[Opening Dataset records section]

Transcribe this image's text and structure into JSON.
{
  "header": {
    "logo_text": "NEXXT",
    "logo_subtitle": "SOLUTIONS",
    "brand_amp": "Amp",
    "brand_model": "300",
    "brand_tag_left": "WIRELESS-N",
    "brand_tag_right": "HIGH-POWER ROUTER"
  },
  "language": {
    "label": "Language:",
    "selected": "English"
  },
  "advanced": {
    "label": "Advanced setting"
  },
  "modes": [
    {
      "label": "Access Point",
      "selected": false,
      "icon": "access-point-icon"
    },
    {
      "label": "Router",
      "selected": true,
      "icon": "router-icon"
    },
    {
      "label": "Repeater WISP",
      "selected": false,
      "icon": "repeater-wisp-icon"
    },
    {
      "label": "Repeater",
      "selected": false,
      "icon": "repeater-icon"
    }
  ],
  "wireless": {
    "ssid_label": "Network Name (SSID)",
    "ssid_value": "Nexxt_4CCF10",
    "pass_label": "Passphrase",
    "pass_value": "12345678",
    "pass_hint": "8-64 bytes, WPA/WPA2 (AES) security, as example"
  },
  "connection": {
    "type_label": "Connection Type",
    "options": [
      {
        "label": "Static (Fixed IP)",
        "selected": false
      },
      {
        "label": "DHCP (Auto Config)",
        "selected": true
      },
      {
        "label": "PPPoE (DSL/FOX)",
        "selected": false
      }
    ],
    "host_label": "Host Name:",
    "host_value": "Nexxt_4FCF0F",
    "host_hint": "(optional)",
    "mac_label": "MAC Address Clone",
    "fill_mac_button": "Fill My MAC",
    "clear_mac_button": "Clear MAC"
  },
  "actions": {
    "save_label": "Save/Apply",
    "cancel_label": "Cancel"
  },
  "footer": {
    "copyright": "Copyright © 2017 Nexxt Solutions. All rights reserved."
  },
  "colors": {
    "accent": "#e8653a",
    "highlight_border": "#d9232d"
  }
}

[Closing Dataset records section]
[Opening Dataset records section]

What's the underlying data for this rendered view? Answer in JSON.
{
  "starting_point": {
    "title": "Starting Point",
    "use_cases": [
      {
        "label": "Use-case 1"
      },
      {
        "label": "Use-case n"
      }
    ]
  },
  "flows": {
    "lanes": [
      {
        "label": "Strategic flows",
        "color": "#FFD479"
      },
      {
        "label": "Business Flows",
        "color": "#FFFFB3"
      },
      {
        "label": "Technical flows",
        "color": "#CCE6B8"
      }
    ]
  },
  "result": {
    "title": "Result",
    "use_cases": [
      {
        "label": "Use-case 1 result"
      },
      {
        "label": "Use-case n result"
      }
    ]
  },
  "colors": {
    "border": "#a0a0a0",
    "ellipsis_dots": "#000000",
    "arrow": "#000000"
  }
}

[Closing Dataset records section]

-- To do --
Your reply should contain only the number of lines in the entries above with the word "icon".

-- Written answer --
4